Website and app data records:
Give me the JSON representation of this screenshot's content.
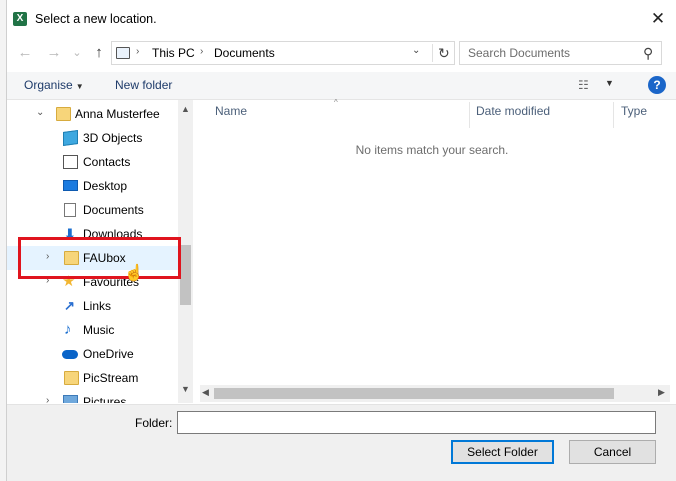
{
  "window": {
    "title": "Select a new location.",
    "app_icon_letter": "X",
    "close_glyph": "✕"
  },
  "nav": {
    "back_glyph": "←",
    "forward_glyph": "→",
    "recent_glyph": "⌄",
    "up_glyph": "↑"
  },
  "address": {
    "crumbs": [
      "This PC",
      "Documents"
    ],
    "sep": "›",
    "dropdown_glyph": "⌄",
    "refresh_glyph": "↻"
  },
  "search": {
    "placeholder": "Search Documents",
    "icon_glyph": "⚲"
  },
  "toolbar": {
    "organise_label": "Organise",
    "new_folder_label": "New folder",
    "caret": "▼",
    "view_glyph": "☷",
    "help_glyph": "?"
  },
  "tree": {
    "items": [
      {
        "label": "Anna Musterfee",
        "chev": "⌄",
        "icon": "folder-icon"
      },
      {
        "label": "3D Objects",
        "chev": "",
        "icon": "cube-icon"
      },
      {
        "label": "Contacts",
        "chev": "",
        "icon": "contacts-icon"
      },
      {
        "label": "Desktop",
        "chev": "",
        "icon": "desktop-icon"
      },
      {
        "label": "Documents",
        "chev": "",
        "icon": "document-icon"
      },
      {
        "label": "Downloads",
        "chev": "",
        "icon": "download-icon"
      },
      {
        "label": "FAUbox",
        "chev": "›",
        "icon": "faubox-folder-icon"
      },
      {
        "label": "Favourites",
        "chev": "›",
        "icon": "star-icon"
      },
      {
        "label": "Links",
        "chev": "",
        "icon": "links-icon"
      },
      {
        "label": "Music",
        "chev": "",
        "icon": "music-icon"
      },
      {
        "label": "OneDrive",
        "chev": "",
        "icon": "cloud-icon"
      },
      {
        "label": "PicStream",
        "chev": "",
        "icon": "folder-icon"
      },
      {
        "label": "Pictures",
        "chev": "›",
        "icon": "pictures-icon"
      }
    ],
    "download_glyph": "⬇",
    "star_glyph": "★",
    "links_glyph": "↗",
    "music_glyph": "♪",
    "scroll_up": "▲",
    "scroll_down": "▼"
  },
  "list": {
    "columns": [
      "Name",
      "Date modified",
      "Type"
    ],
    "sort_glyph": "^",
    "empty_message": "No items match your search.",
    "scroll_left": "◀",
    "scroll_right": "▶"
  },
  "footer": {
    "folder_label": "Folder:",
    "folder_value": "",
    "select_button": "Select Folder",
    "cancel_button": "Cancel"
  },
  "cursor_glyph": "☝",
  "colors": {
    "accent": "#0078d7",
    "highlight": "#e0141e",
    "help": "#1b66c9"
  }
}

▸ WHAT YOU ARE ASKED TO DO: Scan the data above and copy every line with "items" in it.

▸ RESULT OF THE TASK:
    "items": [
    "empty_message": "No items match your search.",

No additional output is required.